Sustainability Leadership Program will launch in the fall


Junior Thomas Miller, current sustainability
director, pushes a wheelbarrow at the
Campus Farm as part of the Eco Reps initiative.

The three Rs of conservation might soon be changing to an “S,” “L” and “P” when the Student Leadership Program launches next fall.

While student Eco-Reps, who are responsible for taking initiative and participating in conservation efforts around campus, have been around since 2012, their numbers have stayed steadily around ten until recent semesters. This semester, their numbers hit thirty, and Sustainability Director Anthony Barrata ’10 felt the time was ripe to launch the Sustainability Leadership Program (SLP).

“Amidst all of this growth, I was thinking, ‘how do we expand this and make this even more meaningful for students?’” Barrata said.

The solution hit him at a sustainability conference in November, where he listened in on sessions about the role of sustainability officers in career development.

“On the way back from this conference I stayed up all night on the plane ride writing a draft for this program that would add in the leadership institute, would add in the partnership with the Hubbard Center and would have students be able to say they’d completed the SLP.”

Under this new, much more structured program, students involved will be expected to complete the 3:6:1 plan.
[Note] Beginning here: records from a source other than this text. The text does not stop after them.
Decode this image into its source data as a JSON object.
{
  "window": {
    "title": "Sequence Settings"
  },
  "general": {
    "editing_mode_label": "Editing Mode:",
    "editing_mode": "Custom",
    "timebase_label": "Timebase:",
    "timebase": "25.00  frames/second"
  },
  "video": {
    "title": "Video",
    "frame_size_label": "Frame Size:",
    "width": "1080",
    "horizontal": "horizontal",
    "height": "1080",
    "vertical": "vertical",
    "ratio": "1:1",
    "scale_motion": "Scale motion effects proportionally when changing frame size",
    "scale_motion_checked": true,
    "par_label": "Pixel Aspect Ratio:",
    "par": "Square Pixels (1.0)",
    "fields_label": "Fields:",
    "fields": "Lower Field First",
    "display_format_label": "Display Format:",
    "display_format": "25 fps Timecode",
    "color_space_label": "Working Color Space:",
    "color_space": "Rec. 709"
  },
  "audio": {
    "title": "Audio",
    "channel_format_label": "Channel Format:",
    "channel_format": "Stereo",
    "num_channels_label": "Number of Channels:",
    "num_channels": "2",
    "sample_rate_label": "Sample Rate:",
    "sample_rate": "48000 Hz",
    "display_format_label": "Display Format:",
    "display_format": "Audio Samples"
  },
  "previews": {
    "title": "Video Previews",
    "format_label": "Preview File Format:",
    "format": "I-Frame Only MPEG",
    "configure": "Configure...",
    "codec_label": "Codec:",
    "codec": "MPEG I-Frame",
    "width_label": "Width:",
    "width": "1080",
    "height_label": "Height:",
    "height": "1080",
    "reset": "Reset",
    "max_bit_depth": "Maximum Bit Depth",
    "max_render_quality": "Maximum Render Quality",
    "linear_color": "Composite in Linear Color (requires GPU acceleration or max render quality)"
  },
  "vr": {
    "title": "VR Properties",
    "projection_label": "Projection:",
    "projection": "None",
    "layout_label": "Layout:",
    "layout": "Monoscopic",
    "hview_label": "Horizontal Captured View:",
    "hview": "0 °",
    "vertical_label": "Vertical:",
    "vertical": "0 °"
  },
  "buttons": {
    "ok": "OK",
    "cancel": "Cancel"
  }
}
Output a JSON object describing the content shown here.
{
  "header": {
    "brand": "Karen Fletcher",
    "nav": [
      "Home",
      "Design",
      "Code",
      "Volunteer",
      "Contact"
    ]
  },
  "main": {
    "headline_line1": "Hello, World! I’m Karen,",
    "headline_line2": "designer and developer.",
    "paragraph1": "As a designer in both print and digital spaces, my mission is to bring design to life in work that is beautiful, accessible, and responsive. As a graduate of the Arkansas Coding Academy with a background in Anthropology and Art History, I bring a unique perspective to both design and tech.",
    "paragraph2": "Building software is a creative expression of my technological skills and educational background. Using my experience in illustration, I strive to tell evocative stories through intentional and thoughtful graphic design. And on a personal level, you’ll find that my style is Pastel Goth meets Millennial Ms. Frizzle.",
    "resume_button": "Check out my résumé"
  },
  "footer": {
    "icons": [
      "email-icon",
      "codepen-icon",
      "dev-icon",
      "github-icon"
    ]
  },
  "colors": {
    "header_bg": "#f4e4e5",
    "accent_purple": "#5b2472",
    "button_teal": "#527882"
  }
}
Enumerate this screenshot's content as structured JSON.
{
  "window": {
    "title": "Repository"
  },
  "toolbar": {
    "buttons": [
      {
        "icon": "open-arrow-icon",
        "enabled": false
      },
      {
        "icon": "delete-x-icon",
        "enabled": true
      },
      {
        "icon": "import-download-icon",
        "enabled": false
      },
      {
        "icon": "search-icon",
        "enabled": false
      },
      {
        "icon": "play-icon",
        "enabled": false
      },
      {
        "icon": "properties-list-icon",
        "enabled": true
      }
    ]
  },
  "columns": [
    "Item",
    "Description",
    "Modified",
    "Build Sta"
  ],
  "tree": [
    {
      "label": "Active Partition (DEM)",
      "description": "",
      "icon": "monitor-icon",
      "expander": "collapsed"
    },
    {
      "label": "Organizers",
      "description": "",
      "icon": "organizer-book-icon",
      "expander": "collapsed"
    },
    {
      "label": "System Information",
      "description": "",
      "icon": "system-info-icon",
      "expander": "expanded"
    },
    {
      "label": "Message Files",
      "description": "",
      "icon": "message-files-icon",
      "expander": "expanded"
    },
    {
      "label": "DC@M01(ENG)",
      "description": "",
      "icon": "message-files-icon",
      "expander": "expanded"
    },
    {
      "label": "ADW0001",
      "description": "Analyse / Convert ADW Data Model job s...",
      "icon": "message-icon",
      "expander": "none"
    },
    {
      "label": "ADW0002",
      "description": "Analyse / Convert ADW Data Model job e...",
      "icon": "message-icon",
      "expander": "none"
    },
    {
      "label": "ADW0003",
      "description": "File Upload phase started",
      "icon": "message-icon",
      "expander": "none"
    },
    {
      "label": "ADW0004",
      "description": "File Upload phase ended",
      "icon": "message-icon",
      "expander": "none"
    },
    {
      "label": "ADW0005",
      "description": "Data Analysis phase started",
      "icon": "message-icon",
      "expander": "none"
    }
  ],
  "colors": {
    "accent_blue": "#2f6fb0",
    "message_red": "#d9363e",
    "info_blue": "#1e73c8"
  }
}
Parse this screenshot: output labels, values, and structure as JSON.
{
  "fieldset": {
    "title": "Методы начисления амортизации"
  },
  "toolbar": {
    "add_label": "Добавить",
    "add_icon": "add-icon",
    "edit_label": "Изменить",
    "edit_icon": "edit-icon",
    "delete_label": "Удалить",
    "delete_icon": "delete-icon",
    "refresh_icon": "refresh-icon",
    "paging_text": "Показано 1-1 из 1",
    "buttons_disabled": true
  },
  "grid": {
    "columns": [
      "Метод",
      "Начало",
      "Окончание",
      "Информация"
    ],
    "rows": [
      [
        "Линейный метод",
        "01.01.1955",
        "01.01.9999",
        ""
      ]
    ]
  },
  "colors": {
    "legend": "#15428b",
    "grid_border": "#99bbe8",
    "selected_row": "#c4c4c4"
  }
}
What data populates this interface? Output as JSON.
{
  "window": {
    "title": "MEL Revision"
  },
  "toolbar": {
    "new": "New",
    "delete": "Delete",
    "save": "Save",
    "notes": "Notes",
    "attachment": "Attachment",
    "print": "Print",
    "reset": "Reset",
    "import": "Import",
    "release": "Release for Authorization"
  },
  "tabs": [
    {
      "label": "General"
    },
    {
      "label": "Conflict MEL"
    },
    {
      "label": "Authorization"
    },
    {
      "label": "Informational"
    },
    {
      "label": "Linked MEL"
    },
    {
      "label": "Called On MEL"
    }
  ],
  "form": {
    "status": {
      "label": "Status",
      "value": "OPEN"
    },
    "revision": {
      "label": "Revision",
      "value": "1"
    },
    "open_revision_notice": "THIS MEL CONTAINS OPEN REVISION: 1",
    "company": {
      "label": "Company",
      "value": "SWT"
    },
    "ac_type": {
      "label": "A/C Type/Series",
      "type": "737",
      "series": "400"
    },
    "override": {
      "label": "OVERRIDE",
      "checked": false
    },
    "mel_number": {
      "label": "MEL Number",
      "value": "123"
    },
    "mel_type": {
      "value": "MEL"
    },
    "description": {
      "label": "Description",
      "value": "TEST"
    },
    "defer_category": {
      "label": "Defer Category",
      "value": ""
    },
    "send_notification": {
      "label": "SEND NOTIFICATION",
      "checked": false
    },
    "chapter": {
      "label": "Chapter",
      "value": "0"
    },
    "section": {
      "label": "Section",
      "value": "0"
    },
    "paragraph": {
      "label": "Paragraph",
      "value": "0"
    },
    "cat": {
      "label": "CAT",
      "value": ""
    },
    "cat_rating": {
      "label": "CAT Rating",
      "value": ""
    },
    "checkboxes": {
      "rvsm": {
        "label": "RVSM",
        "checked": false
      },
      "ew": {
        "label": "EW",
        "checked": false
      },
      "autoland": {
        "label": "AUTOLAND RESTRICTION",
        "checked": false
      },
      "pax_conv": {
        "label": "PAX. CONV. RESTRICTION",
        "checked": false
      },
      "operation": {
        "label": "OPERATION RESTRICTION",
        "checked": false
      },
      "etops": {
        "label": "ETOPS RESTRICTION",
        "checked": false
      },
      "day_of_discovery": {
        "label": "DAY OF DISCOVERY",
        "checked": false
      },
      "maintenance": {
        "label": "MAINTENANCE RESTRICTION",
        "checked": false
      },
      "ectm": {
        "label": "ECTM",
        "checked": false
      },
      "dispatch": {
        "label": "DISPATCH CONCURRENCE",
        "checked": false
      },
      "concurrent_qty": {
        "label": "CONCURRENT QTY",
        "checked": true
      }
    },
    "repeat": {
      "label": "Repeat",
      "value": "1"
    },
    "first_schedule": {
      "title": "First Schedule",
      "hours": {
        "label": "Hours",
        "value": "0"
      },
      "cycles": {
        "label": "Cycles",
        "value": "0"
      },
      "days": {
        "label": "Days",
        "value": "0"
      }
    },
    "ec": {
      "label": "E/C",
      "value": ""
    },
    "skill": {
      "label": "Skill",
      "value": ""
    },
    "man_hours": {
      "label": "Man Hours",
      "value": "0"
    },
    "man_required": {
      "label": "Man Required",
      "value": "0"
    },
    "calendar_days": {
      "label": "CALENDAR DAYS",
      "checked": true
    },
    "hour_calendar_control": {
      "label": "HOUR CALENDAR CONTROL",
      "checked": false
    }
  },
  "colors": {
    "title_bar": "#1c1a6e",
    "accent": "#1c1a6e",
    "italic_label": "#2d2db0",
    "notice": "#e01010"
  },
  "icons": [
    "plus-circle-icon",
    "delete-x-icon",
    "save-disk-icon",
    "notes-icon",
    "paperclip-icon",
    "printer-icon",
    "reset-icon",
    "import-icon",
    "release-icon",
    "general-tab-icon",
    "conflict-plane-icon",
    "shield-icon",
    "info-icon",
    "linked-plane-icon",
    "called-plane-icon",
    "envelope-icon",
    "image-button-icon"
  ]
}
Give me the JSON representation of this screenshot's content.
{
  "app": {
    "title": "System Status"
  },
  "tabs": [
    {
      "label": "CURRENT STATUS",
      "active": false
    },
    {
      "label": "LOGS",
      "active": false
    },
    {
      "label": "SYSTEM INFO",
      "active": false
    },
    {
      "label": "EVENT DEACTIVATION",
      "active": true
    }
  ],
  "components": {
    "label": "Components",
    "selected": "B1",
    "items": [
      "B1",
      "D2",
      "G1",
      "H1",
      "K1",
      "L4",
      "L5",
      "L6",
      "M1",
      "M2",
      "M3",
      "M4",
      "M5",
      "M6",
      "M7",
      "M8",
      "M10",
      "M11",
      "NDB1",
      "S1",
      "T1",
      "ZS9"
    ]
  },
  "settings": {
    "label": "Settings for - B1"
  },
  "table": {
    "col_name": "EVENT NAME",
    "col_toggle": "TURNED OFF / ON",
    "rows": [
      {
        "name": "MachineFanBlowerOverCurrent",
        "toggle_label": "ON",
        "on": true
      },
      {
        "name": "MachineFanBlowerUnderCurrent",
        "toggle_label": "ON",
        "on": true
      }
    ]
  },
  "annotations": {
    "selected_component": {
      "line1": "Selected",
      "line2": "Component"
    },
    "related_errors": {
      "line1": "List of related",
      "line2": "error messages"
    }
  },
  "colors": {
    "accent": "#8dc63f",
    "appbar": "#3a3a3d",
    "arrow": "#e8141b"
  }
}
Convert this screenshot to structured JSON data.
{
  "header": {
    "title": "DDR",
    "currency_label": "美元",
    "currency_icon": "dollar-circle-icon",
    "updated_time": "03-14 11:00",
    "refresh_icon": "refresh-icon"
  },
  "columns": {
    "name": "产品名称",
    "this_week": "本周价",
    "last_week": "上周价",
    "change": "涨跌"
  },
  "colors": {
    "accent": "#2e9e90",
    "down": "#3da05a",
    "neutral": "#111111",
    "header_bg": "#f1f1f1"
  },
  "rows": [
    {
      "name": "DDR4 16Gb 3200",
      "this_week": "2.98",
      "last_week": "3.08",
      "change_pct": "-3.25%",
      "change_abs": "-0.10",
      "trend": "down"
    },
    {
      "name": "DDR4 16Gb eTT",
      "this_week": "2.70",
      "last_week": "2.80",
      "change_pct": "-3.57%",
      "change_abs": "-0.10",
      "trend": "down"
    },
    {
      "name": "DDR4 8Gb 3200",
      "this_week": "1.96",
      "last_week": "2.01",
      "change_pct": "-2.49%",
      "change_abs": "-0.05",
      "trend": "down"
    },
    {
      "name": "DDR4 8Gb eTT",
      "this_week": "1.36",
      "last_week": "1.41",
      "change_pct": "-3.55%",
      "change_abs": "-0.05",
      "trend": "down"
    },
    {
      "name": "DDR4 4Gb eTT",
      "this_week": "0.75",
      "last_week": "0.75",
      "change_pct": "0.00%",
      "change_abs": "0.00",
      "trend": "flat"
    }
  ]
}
This will include three semesters in an Office of Sustainability student position, take at least six Hubbard Center Learning Through Experiential Applications Programs and attend one Sustainability Leadership Institute retreat.

Unlike the Environmental Fellows, there is no academic aspect to this programming, and Barrata calls is a “complement” to the classroom experience.

There are also now three levels within the program, starting with Eco-Reps and finishing with the two students directors. In the mid-tier section are three new Office of Sustainability interns: the Sustainable Agriculture Intern, the Entrepreneurship Intern and the Student Sustainability Consultant.

Junior Mitch Metzger, one of the current student directors for Eco-Reps along with fellow junior Thomas Miller, believes that the added structure will be an enticement for students to the new program.

“Right now, all those different projects, it’s Eco-Reps doing them, and then me and Thomas [Miller] overseeing them. It’s hectic, and it’s tough, and there’s no discernable ladder to climb,” he said. “Now there’s a trajectory. There’s a path.”

Each of these three interns will have certain projects that they will oversee and work with Eco-Reps to complete. While the Sustainable Agriculture Intern will work with the campus farm and the farmer’s market, the Entrepreneurship Intern will be in charge of the Thrifty Tiger—a campus thrift shop opening in the Mason Jar next fall—and the Student Sustainability consultant will work with campus offices, like Facilities Management, to create campus conservation goals

Junior Melissa Guerrero, a current Eco-Rep, believes that the SLP and the addition of these internships will make what Eco-Reps does now “bigger”.

“Now there’s a little niche in there for everyone the more it grows,” she said.

Within this plan, Barrata stressed the addition of the partnership with the Hubbard Center.

“We haven’t found another college that’s doing anything like this,” he said. “Nothing that packages it together like this.”

Metzger agreed that the added requirements with the Hubbard Center are key.

“With the Hubbard Center, you’ll be gaining the skills to be a leader and really orienting your life towards where you want to go,” he said.

As well as the addition of Hubbard Center involvement, students who complete the SLP will need to attend a Sustainability Leadership Institute, which is billed on the program’s flier as “a rugged, three day wilderness adventure for SLP students to build friendship, learn teamwork and prepare for an exciting year.”

Along with the college aspect of the institute, Barrata hopes to soon expand into a high school institute.

“In 2016, we’ll take what we learn this summer, and translate it for high school students.”

With this new program, current Eco-Reps will have the opportunity to either complete the Hubbard Center programming and a Leadership Institute so that they can say they have completed the SLP, or they can choose to work solely within Eco-Reps.

“Students can start off as an Eco-Rep, and they’re not committing to completing the SLP,” he said.

However, students do have to start off as Eco-Reps before being able to move to the higher tiers and paid internships within the programming.

With today as the deadline, Barrata has received about 15 applications, but continues to encourage those interested to reach out to him at his email address.

“When students are empowered to say ‘go make this change and I’ll be there to support you,’—that’s when really amazing things can happen.”